SHARP-TAILED GROUSE – These birds were plentiful: 50+ birds were seen around the large house on 9 Mile Rd. between Ridge and Riverside Rds.(3374); they eventually flew off in two large groups, quite a sight. We found another 12 feeding on the ground around the house at the NW corner of 5 Mile and Ridge Rds. and a larger group feeding in a subdivision outside of Rudyard (reached via Glen Rd.).
CROSSBILLS – We located both species of crossbills near the west end of the wooded area of Dunbar Forest on 12 Mile Rd., but they only landed briefly. We also saw two small groups of White-winged Crossbills on Basnau Rd. (Hulbert Bog) but they were either fly-overs or perched only briefly.
EVENING GROSBEAKS – We had a large flock (30+) of cooperative Evening Grosbeaks at one of the houses near the south end of the N/S leg of Basnau Rd.
PINE SISKIN – A heard only bird in Dunbar Forest and on Basnau Rd.
ROUGH-LEGGED HAWKS – As others have reported, these birds are common in the farmland S and W of the Soo; two very dark phase birds were notable.
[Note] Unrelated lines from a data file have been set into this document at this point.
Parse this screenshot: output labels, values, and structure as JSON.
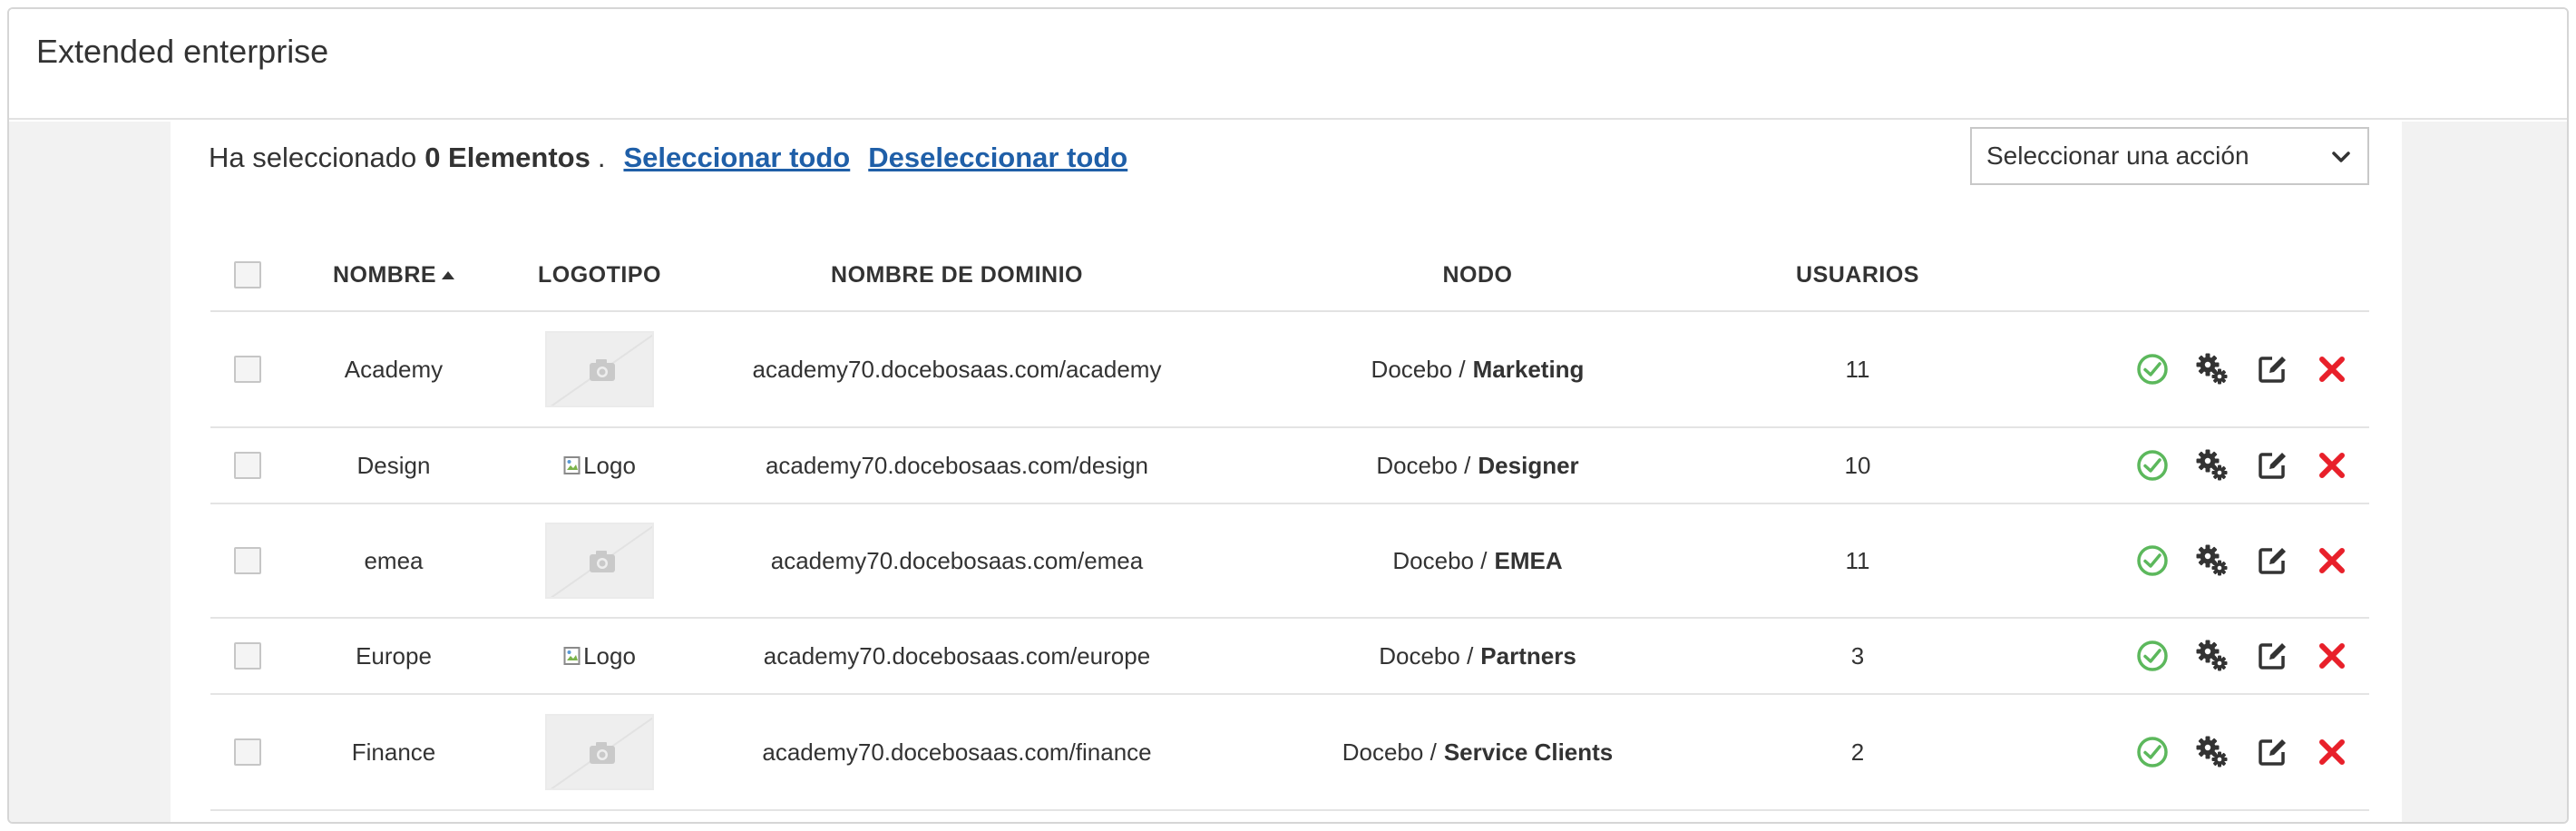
{
  "page": {
    "title": "Extended enterprise"
  },
  "selection": {
    "prefix": "Ha seleccionado",
    "count": "0 Elementos",
    "dot": ".",
    "select_all": "Seleccionar todo",
    "deselect_all": "Deseleccionar todo"
  },
  "action_select": {
    "value": "Seleccionar una acción"
  },
  "table": {
    "headers": {
      "name": "NOMBRE",
      "logo": "LOGOTIPO",
      "domain": "NOMBRE DE DOMINIO",
      "node": "NODO",
      "users": "USUARIOS"
    },
    "sort": {
      "column": "name",
      "direction": "ascending"
    },
    "rows": [
      {
        "name": "Academy",
        "logo": {
          "type": "placeholder",
          "alt": ""
        },
        "domain": "academy70.docebosaas.com/academy",
        "node_root": "Docebo",
        "node_sep": "/",
        "node_leaf": "Marketing",
        "users": "11"
      },
      {
        "name": "Design",
        "logo": {
          "type": "broken",
          "alt": "Logo"
        },
        "domain": "academy70.docebosaas.com/design",
        "node_root": "Docebo",
        "node_sep": "/",
        "node_leaf": "Designer",
        "users": "10"
      },
      {
        "name": "emea",
        "logo": {
          "type": "placeholder",
          "alt": ""
        },
        "domain": "academy70.docebosaas.com/emea",
        "node_root": "Docebo",
        "node_sep": "/",
        "node_leaf": "EMEA",
        "users": "11"
      },
      {
        "name": "Europe",
        "logo": {
          "type": "broken",
          "alt": "Logo"
        },
        "domain": "academy70.docebosaas.com/europe",
        "node_root": "Docebo",
        "node_sep": "/",
        "node_leaf": "Partners",
        "users": "3"
      },
      {
        "name": "Finance",
        "logo": {
          "type": "placeholder",
          "alt": ""
        },
        "domain": "academy70.docebosaas.com/finance",
        "node_root": "Docebo",
        "node_sep": "/",
        "node_leaf": "Service Clients",
        "users": "2"
      }
    ],
    "row_actions": [
      "check-circle-icon",
      "gears-icon",
      "edit-icon",
      "close-icon"
    ]
  },
  "colors": {
    "link": "#1f5fa8",
    "active_green": "#5cb85c",
    "delete_red": "#e8202a",
    "icon_dark": "#333333",
    "page_background": "#f2f2f2"
  }
}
NORTHERN SHRIKE – Northern Shrike were present in a few locations but were not as easily found as two weeks ago.
PURPLE FINCH were seen at the feeders in Dunbar Forest as were RED-BELLIED WOODPECKER, TREE SPARROWS (10+), WHITE-THROATED SPARROWS (at least 3), and many DARK-EYED JUNCOS (also seen in the Hulbert Bog). The last three were atypical for this time of year. A notable miss was GRAY JAY, the first time in memory for me. Four of our group took it easy Saturday afternoon but did record 3 GLAUCOUS GULLS and
6-7 LONG-TAILED DUCKS along the waterfront east of the Edison powerplant.